- Spanish government reinforcing restrictions that would halt hostile bids for Telefónica until 2023.
- Europe’s telco sector awash with bid speculation as KKR pursues TI, and Indian conglomerate Reliance Industries is linked to a BT bid.
The Spanish government extended the strategic shield intended to protect critical infrastructure companies from foreign takeovers for a further year, keeping it in place until the end of 2022. The move makes any hostile attempt to acquire Telefónica unlikely to succeed as the Group continues its recovery.
The state protection was first introduced in 2020 to address fears that key national assets would be vulnerable to opportunist acquisition attempts, owing to the disruption and uncertainty caused by the global pandemic. It requires foreign entities to secure clearance before undertaking direct investment in listed or unlisted companies. Initially linked to investments that would see a foreign (non‑European Union) company take a 10% stake in a Spanish business, over the past 18 months the requirement has been expanded to cover any investment that would exceed €500m, and now applies to EU‑based entities as well.
At the time the initial shield was introduced, Telefónica was viewed as particularly vulnerable to an attempted acquisition. With its market value largely in decline since 2017 and with persistent worries on debt levels, the COVID‑19 pandemic saw its share price take another sharp fall. There has been a tentative recovery since towards the end of 2020, however, with leverage worries being assuaged and the Group showing progress with its strategy built around digitalisation and lower capital intensity.
KKR bid has knock on effects
The Spanish government decision came swiftly after private equity firm KKR put forward a deal to take control of Telefónica peer Telecom Italia, valuing the Italian incumbent at €33m.
While typically protectionist in relation to infrastructure businesses, there are signs that the Italian government is open to a deal that would see it maintain a stake in strategic elements of the operator as part of a restructuring plan that would entail infrastructure and customer assets being separated. However, apparent clashes between TI Chief Executive Luigi Gubitosi and current major shareholder Vivendi has resulted in the CEO stepping down, signalling resistance to the move from the operator’s board.

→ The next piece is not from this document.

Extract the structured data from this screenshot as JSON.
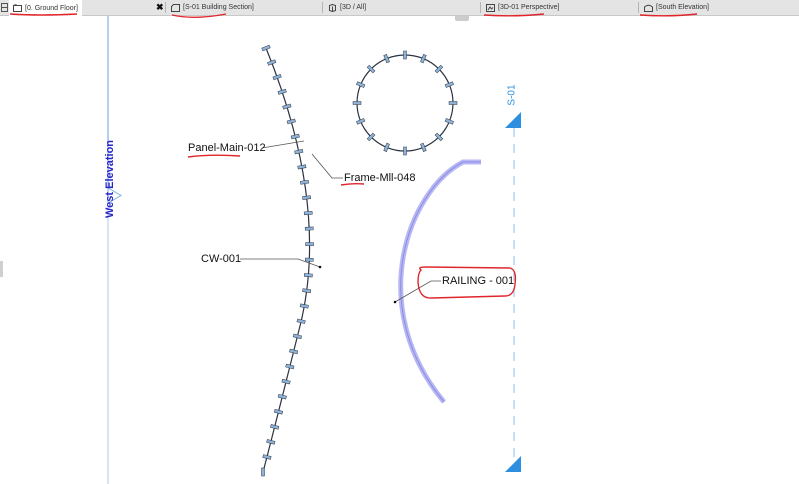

Prior to the TI boardroom drama, the KKR bid had resulted in a sharp boost to Telefónica’s share price, but the Spanish government’s decision to extend restrictions, which emerged two days after KKR’s TI swoop, reversed the gains.
UK incumbent next up on the rumour mill
While the government in Spain is bolstering corporate defences, and TI stakeholders in Italy are assessing their options, in the UK there has been speculation that India‑based conglomerate Reliance Industries could be preparing a bid to take control of BT Group. Reliance had recently made an unsuccessful bid for a controlling stake in Deutsche Telekom’s Dutch business, adding credence to the prospect of a further sally into the European telecoms sector, and the news saw BT shares spike 9%.
However the rumour, first reported in the Indian press, was categorically shutdown by Reliance on Monday. The official denial rules out Reliance making a formal bid for six months, unless another player launches a takeover attempt.
BT is already preparing its defences against hostile bids, bringing in advisory firm Robey Warshaw to strategise on its response to any moves, as restrictions preventing any further acquisitive action from major shareholder Altice draw to a close in December.
Reports of private equity interest in Openreach also continue to swirl, despite management’s recent declarations that the Group was no longer looking for an investment partner. Although the UK government has not taken any concrete action to prevent a potential sale of critical national infrastructure to foreign investors, it would seem likely that any attempt to take control of BT would attract intense government scrutiny.